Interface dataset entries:
━━━━━━━━━━━━━━━━━━━━━━━━━━━━━━
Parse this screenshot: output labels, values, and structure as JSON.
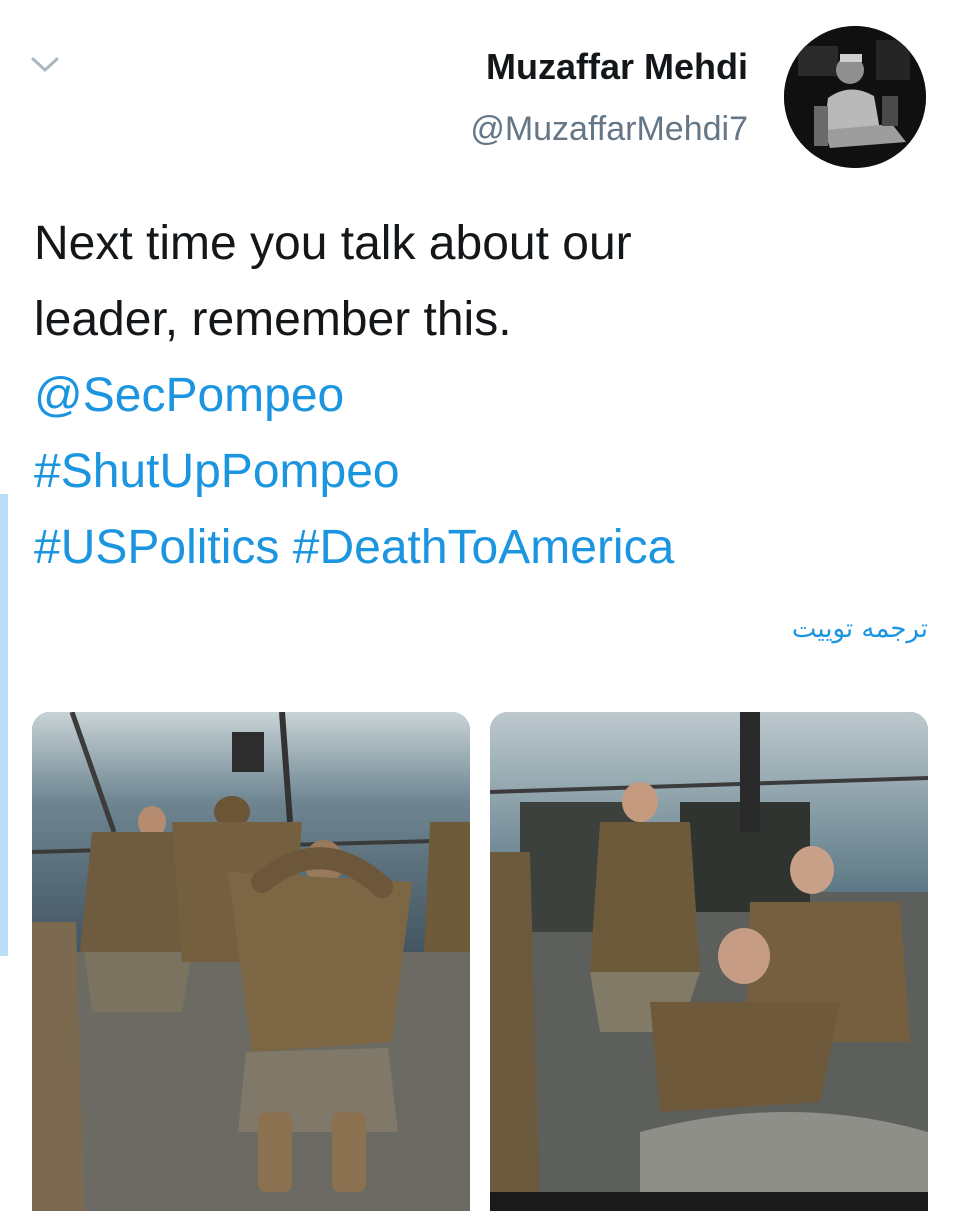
{
  "user": {
    "display_name": "Muzaffar Mehdi",
    "handle": "@MuzaffarMehdi7",
    "avatar_icon": "avatar-portrait"
  },
  "tweet": {
    "text_line1": "Next time you talk about our",
    "text_line2": "leader, remember this.",
    "mention": "@SecPompeo",
    "hashtag1": "#ShutUpPompeo",
    "hashtag2": "#USPolitics",
    "hashtag3": "#DeathToAmerica"
  },
  "translate_label": "ترجمه توییت",
  "media": {
    "count": 2,
    "icons": [
      "photo-sailors-kneeling-back",
      "photo-sailors-kneeling-front"
    ]
  },
  "colors": {
    "text": "#14171a",
    "secondary": "#657786",
    "link": "#1b95e0",
    "background": "#ffffff"
  },
  "icons": {
    "menu": "chevron-down-icon"
  }
}
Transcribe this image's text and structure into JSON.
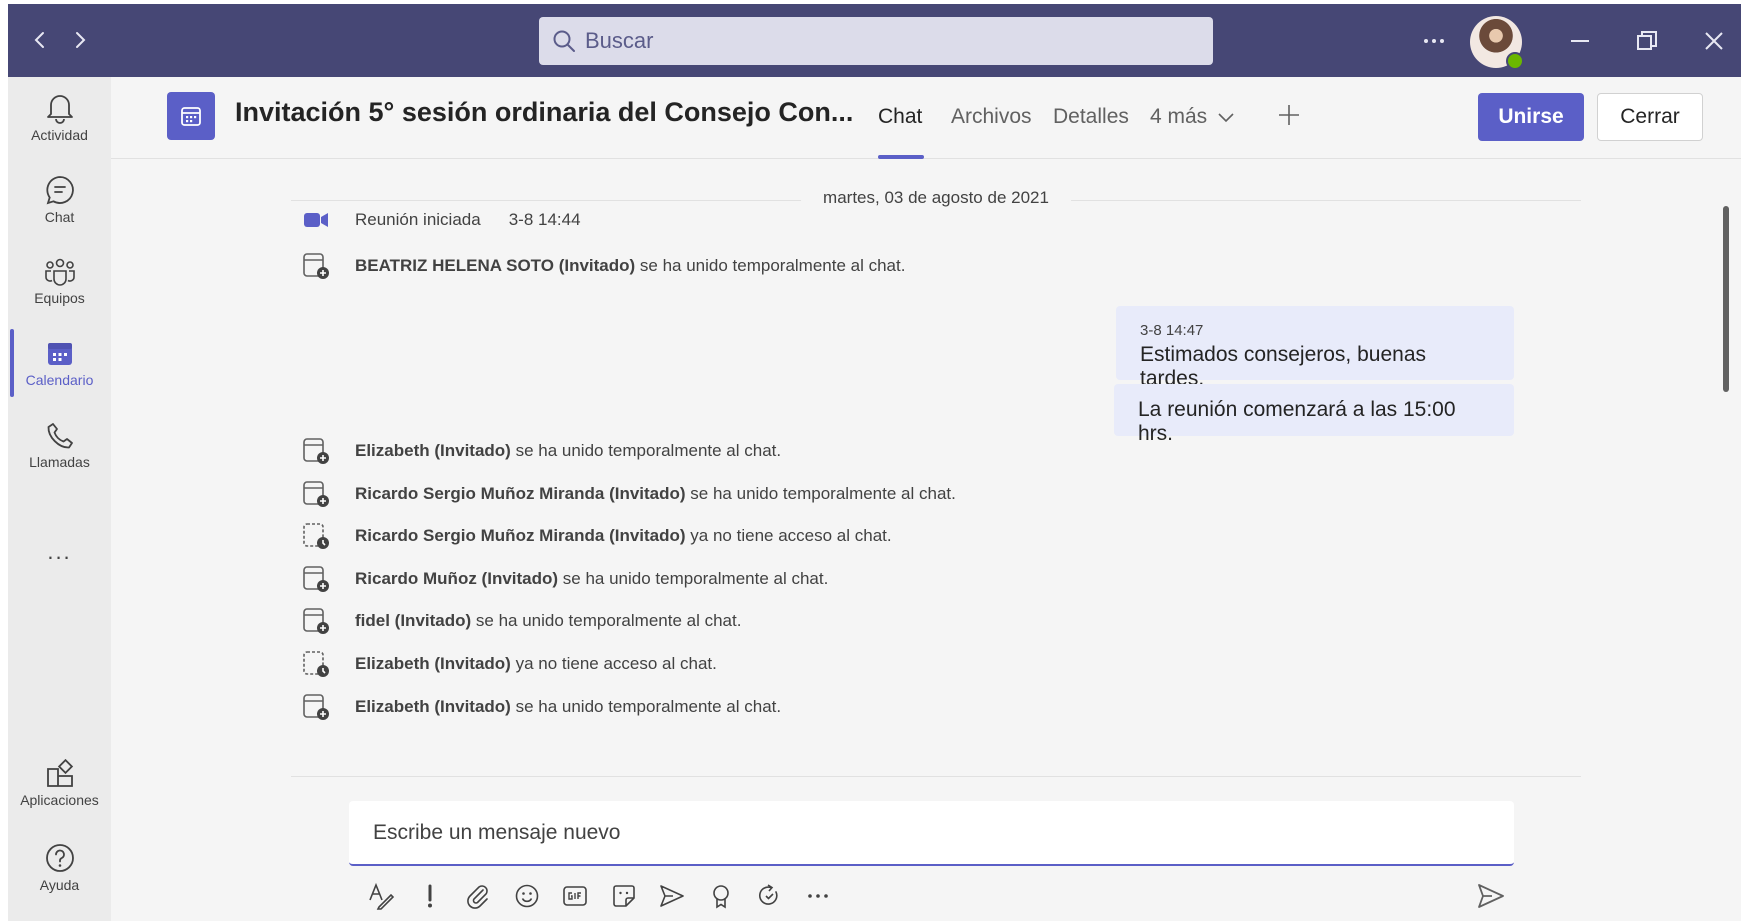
{
  "search": {
    "placeholder": "Buscar"
  },
  "rail": {
    "activity": "Actividad",
    "chat": "Chat",
    "teams": "Equipos",
    "calendar": "Calendario",
    "calls": "Llamadas",
    "more": "...",
    "apps": "Aplicaciones",
    "help": "Ayuda"
  },
  "header": {
    "title": "Invitación 5° sesión ordinaria del Consejo Con...",
    "tabs": {
      "chat": "Chat",
      "files": "Archivos",
      "details": "Detalles",
      "more": "4 más"
    },
    "join": "Unirse",
    "close": "Cerrar"
  },
  "messages": {
    "date": "martes, 03 de agosto de 2021",
    "meeting_started": {
      "text": "Reunión iniciada",
      "time": "3-8 14:44"
    },
    "events": [
      {
        "name": "BEATRIZ HELENA SOTO (Invitado)",
        "action": " se ha unido temporalmente al chat.",
        "type": "joined"
      },
      {
        "name": "Elizabeth (Invitado)",
        "action": " se ha unido temporalmente al chat.",
        "type": "joined"
      },
      {
        "name": "Ricardo Sergio Muñoz Miranda (Invitado)",
        "action": " se ha unido temporalmente al chat.",
        "type": "joined"
      },
      {
        "name": "Ricardo Sergio Muñoz Miranda (Invitado)",
        "action": " ya no tiene acceso al chat.",
        "type": "left"
      },
      {
        "name": "Ricardo Muñoz (Invitado)",
        "action": " se ha unido temporalmente al chat.",
        "type": "joined"
      },
      {
        "name": "fidel (Invitado)",
        "action": " se ha unido temporalmente al chat.",
        "type": "joined"
      },
      {
        "name": "Elizabeth (Invitado)",
        "action": " ya no tiene acceso al chat.",
        "type": "left"
      },
      {
        "name": "Elizabeth (Invitado)",
        "action": " se ha unido temporalmente al chat.",
        "type": "joined"
      }
    ],
    "own_messages": [
      {
        "time": "3-8 14:47",
        "text": "Estimados consejeros, buenas tardes."
      },
      {
        "text": "La reunión comenzará a las 15:00 hrs."
      }
    ]
  },
  "compose": {
    "placeholder": "Escribe un mensaje nuevo"
  },
  "colors": {
    "titlebar": "#464775",
    "accent": "#5b5fc7",
    "bubble": "#e8ebfa"
  }
}
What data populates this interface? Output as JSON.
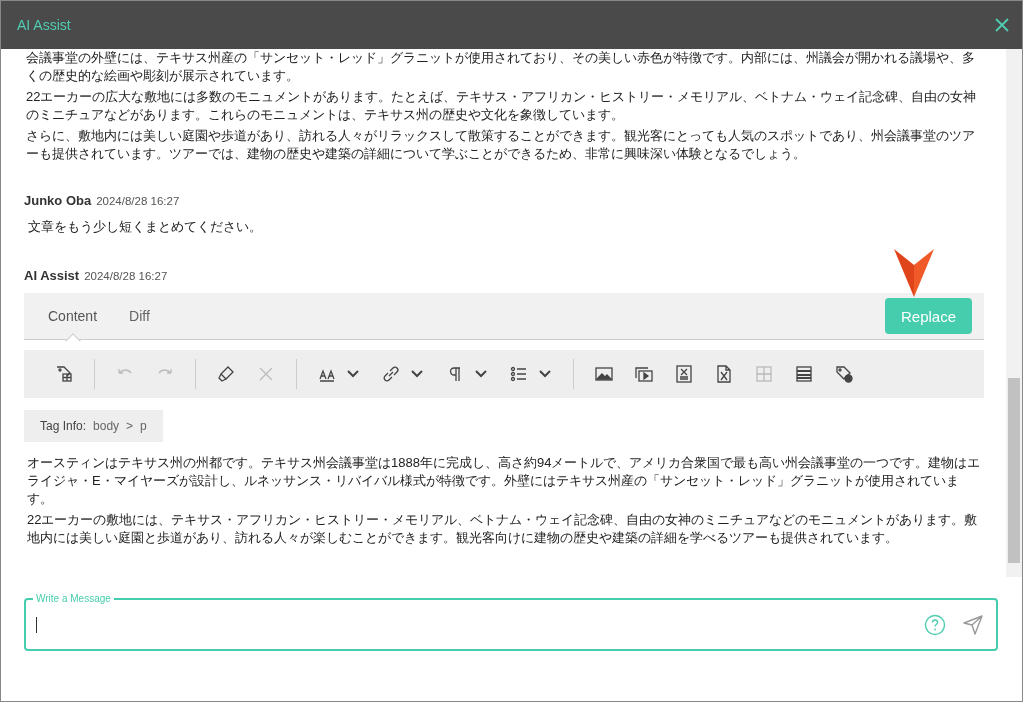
{
  "window": {
    "title": "AI Assist"
  },
  "messages": [
    {
      "kind": "text",
      "paragraphs": [
        "会議事堂の外壁には、テキサス州産の「サンセット・レッド」グラニットが使用されており、その美しい赤色が特徴です。内部には、州議会が開かれる議場や、多くの歴史的な絵画や彫刻が展示されています。",
        "22エーカーの広大な敷地には多数のモニュメントがあります。たとえば、テキサス・アフリカン・ヒストリー・メモリアル、ベトナム・ウェイ記念碑、自由の女神のミニチュアなどがあります。これらのモニュメントは、テキサス州の歴史や文化を象徴しています。",
        "さらに、敷地内には美しい庭園や歩道があり、訪れる人々がリラックスして散策することができます。観光客にとっても人気のスポットであり、州会議事堂のツアーも提供されています。ツアーでは、建物の歴史や建築の詳細について学ぶことができるため、非常に興味深い体験となるでしょう。"
      ]
    },
    {
      "kind": "text",
      "author": "Junko Oba",
      "time": "2024/8/28 16:27",
      "paragraphs": [
        "文章をもう少し短くまとめてください。"
      ]
    },
    {
      "kind": "result",
      "author": "AI Assist",
      "time": "2024/8/28 16:27",
      "tabs": [
        {
          "label": "Content",
          "selected": true
        },
        {
          "label": "Diff",
          "selected": false
        }
      ],
      "replace_button": "Replace",
      "toolbar": [
        [
          {
            "kind": "tag-table",
            "disabled": false,
            "dropdown": false
          }
        ],
        [
          {
            "kind": "undo",
            "disabled": true,
            "dropdown": false
          },
          {
            "kind": "redo",
            "disabled": true,
            "dropdown": false
          }
        ],
        [
          {
            "kind": "eraser",
            "disabled": false,
            "dropdown": false
          },
          {
            "kind": "clear",
            "disabled": true,
            "dropdown": false
          }
        ],
        [
          {
            "kind": "font-size",
            "disabled": false,
            "dropdown": true
          },
          {
            "kind": "link",
            "disabled": false,
            "dropdown": true
          },
          {
            "kind": "paragraph",
            "disabled": false,
            "dropdown": true
          },
          {
            "kind": "list",
            "disabled": false,
            "dropdown": true
          }
        ],
        [
          {
            "kind": "image",
            "disabled": false,
            "dropdown": false
          },
          {
            "kind": "video",
            "disabled": false,
            "dropdown": false
          },
          {
            "kind": "formula",
            "disabled": false,
            "dropdown": false
          },
          {
            "kind": "file",
            "disabled": false,
            "dropdown": false
          },
          {
            "kind": "table",
            "disabled": true,
            "dropdown": false
          },
          {
            "kind": "template",
            "disabled": false,
            "dropdown": false
          },
          {
            "kind": "tag-check",
            "disabled": false,
            "dropdown": false
          }
        ]
      ],
      "tag_info": {
        "label": "Tag Info:",
        "path": [
          "body",
          ">",
          "p"
        ]
      },
      "paragraphs": [
        "オースティンはテキサス州の州都です。テキサス州会議事堂は1888年に完成し、高さ約94メートルで、アメリカ合衆国で最も高い州会議事堂の一つです。建物はエライジャ・E・マイヤーズが設計し、ルネッサンス・リバイバル様式が特徴です。外壁にはテキサス州産の「サンセット・レッド」グラニットが使用されています。",
        "22エーカーの敷地には、テキサス・アフリカン・ヒストリー・メモリアル、ベトナム・ウェイ記念碑、自由の女神のミニチュアなどのモニュメントがあります。敷地内には美しい庭園と歩道があり、訪れる人々が楽しむことができます。観光客向けに建物の歴史や建築の詳細を学べるツアーも提供されています。"
      ]
    }
  ],
  "composer": {
    "label": "Write a Message"
  }
}
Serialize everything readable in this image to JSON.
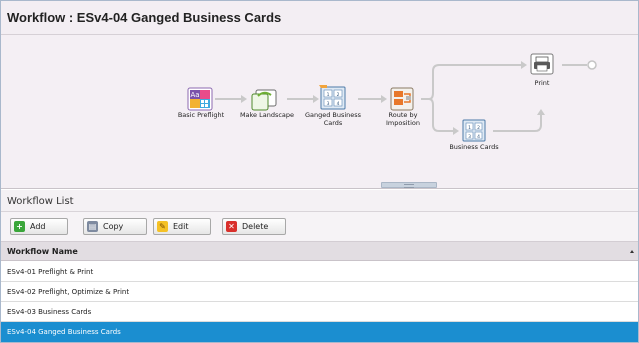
{
  "header": {
    "title": "Workflow : ESv4-04 Ganged Business Cards"
  },
  "workflow": {
    "nodes": [
      {
        "id": "basic-preflight",
        "label": "Basic Preflight",
        "icon": "preflight-icon"
      },
      {
        "id": "make-landscape",
        "label": "Make Landscape",
        "icon": "rotate-icon"
      },
      {
        "id": "ganged-business-cards",
        "label": "Ganged Business\nCards",
        "icon": "ganged-icon"
      },
      {
        "id": "route-by-imposition",
        "label": "Route by\nImposition",
        "icon": "route-icon"
      },
      {
        "id": "print",
        "label": "Print",
        "icon": "printer-icon"
      },
      {
        "id": "business-cards",
        "label": "Business Cards",
        "icon": "ganged-icon"
      }
    ]
  },
  "list": {
    "title": "Workflow List",
    "toolbar": {
      "add": "Add",
      "copy": "Copy",
      "edit": "Edit",
      "delete": "Delete"
    },
    "column": "Workflow Name",
    "rows": [
      "ESv4-01 Preflight & Print",
      "ESv4-02 Preflight, Optimize & Print",
      "ESv4-03 Business Cards",
      "ESv4-04 Ganged Business Cards"
    ],
    "selected_index": 3
  },
  "colors": {
    "accent": "#1b8ed0",
    "canvas_bg": "#f4eff4",
    "connector": "#c8c8c8"
  }
}
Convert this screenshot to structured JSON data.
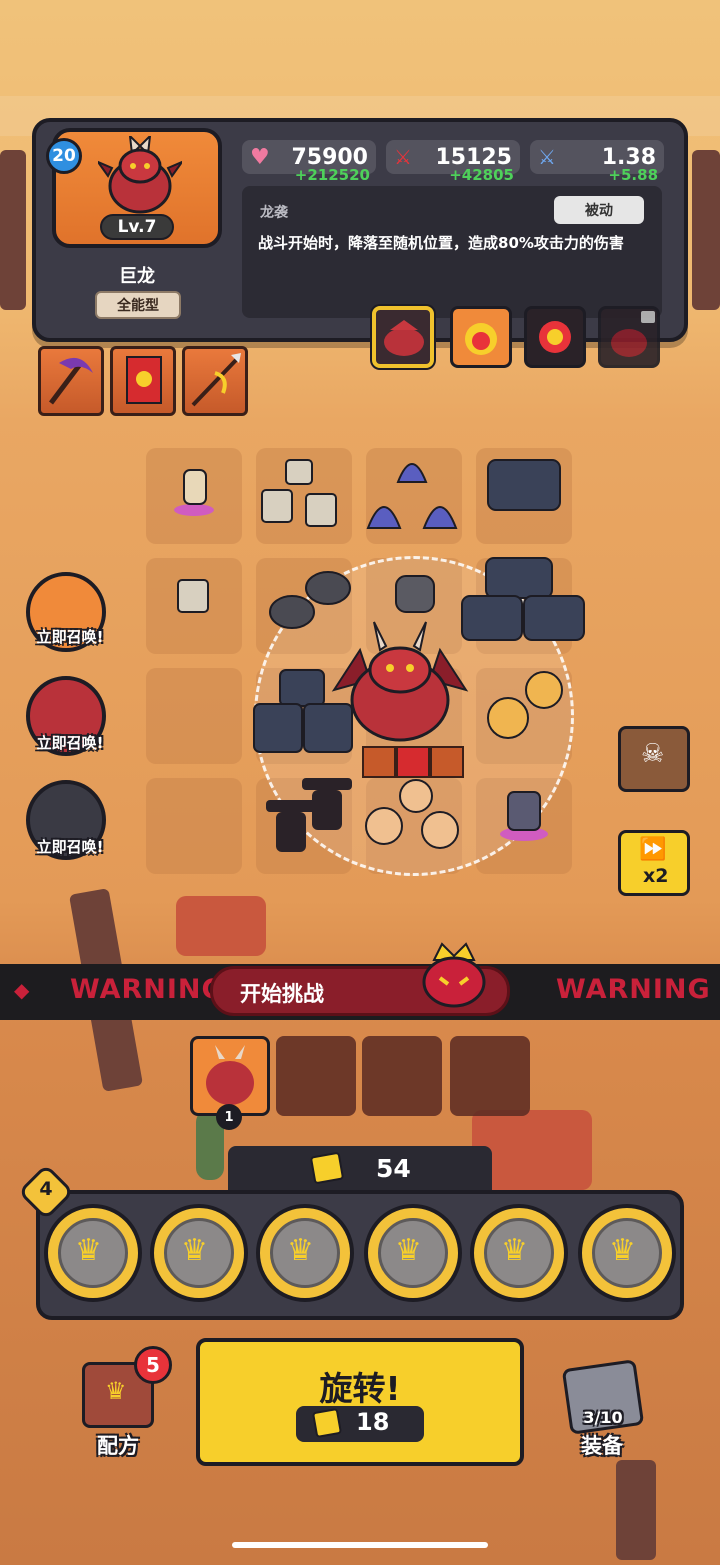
{
  "unit": {
    "level_badge": "20",
    "level": "Lv.7",
    "name": "巨龙",
    "type": "全能型"
  },
  "stats": {
    "hp": "75900",
    "hp_plus": "+212520",
    "attack": "15125",
    "attack_plus": "+42805",
    "speed": "1.38",
    "speed_plus": "+5.88"
  },
  "skill": {
    "name": "龙袭",
    "tag": "被动",
    "description": "战斗开始时，降落至随机位置，造成80%攻击力的伤害"
  },
  "summon_label": "立即召唤!",
  "warning_text": "WARNING",
  "start_button": "开始挑战",
  "queue_count": "1",
  "coins": "54",
  "slot_count": "4",
  "spin": {
    "label": "旋转!",
    "cost": "18"
  },
  "recipe": {
    "label": "配方",
    "badge": "5"
  },
  "equipment": {
    "label": "装备",
    "count": "3/10"
  },
  "speed_toggle": "x2",
  "colors": {
    "panel": "#3c3b47",
    "accent_yellow": "#f7cf2b",
    "warning_red": "#c9213a",
    "plus_green": "#4ed15a"
  }
}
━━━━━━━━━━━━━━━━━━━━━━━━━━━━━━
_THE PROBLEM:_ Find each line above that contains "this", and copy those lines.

_REPLY:_
Parse this screenshot: output labels, values, and structure as JSON.
    "text_line2": "leader, remember this.",
Transcribe this image's text and structure into JSON.
What data populates this interface? Output as JSON.
Serialize everything readable in this image to JSON.
Convert this screenshot to structured JSON data.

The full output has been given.